→ EXERCISE AIM: Please tally the lines below that contain the string "this" and reply with that figure only.

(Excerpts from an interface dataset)
┌──
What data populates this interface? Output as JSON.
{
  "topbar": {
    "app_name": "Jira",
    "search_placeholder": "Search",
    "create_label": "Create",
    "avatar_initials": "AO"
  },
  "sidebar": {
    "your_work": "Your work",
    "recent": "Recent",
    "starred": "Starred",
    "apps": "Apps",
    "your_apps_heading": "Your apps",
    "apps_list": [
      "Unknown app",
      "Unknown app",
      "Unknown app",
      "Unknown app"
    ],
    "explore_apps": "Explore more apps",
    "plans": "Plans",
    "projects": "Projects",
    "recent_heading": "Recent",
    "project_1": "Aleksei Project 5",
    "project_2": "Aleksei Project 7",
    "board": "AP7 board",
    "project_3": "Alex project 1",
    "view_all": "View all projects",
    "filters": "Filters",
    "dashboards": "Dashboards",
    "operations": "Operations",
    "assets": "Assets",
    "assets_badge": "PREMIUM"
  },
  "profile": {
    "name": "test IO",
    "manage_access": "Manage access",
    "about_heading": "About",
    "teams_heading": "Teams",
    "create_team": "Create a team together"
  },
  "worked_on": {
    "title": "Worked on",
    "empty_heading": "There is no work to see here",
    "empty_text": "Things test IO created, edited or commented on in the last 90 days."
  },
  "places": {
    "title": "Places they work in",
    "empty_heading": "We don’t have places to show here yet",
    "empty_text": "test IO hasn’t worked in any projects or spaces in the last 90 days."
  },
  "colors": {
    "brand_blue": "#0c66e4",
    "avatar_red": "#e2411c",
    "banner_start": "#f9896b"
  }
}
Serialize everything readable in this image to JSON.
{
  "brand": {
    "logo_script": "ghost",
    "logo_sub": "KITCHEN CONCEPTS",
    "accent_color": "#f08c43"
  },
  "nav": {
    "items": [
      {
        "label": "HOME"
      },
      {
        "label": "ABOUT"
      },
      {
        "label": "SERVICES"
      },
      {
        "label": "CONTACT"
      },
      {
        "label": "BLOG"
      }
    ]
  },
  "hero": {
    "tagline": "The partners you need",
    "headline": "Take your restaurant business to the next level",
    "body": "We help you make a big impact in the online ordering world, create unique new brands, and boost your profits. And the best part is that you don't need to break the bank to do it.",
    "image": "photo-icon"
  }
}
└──
→ ANSWER SECTION: 2